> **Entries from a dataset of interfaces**
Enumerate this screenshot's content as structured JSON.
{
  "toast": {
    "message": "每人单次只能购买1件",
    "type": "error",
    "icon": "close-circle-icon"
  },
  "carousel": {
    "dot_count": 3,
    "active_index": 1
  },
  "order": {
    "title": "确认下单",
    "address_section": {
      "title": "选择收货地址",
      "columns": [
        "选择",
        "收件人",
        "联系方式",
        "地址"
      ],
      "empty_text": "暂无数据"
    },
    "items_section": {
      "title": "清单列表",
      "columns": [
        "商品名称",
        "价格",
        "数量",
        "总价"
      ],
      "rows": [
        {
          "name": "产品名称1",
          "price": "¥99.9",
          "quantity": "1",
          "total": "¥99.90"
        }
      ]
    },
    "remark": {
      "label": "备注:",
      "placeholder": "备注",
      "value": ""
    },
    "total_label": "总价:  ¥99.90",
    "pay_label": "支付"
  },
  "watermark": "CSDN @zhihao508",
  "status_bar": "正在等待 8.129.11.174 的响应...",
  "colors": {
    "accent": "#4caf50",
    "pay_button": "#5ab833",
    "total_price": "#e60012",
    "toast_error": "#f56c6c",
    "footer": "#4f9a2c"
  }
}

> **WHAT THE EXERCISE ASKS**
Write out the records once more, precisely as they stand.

> **EXERCISE ANSWER**
Enumerate this screenshot's content as structured JSON.
{
  "toast": {
    "message": "每人单次只能购买1件",
    "type": "error",
    "icon": "close-circle-icon"
  },
  "carousel": {
    "dot_count": 3,
    "active_index": 1
  },
  "order": {
    "title": "确认下单",
    "address_section": {
      "title": "选择收货地址",
      "columns": [
        "选择",
        "收件人",
        "联系方式",
        "地址"
      ],
      "empty_text": "暂无数据"
    },
    "items_section": {
      "title": "清单列表",
      "columns": [
        "商品名称",
        "价格",
        "数量",
        "总价"
      ],
      "rows": [
        {
          "name": "产品名称1",
          "price": "¥99.9",
          "quantity": "1",
          "total": "¥99.90"
        }
      ]
    },
    "remark": {
      "label": "备注:",
      "placeholder": "备注",
      "value": ""
    },
    "total_label": "总价:  ¥99.90",
    "pay_label": "支付"
  },
  "watermark": "CSDN @zhihao508",
  "status_bar": "正在等待 8.129.11.174 的响应...",
  "colors": {
    "accent": "#4caf50",
    "pay_button": "#5ab833",
    "total_price": "#e60012",
    "toast_error": "#f56c6c",
    "footer": "#4f9a2c"
  }
}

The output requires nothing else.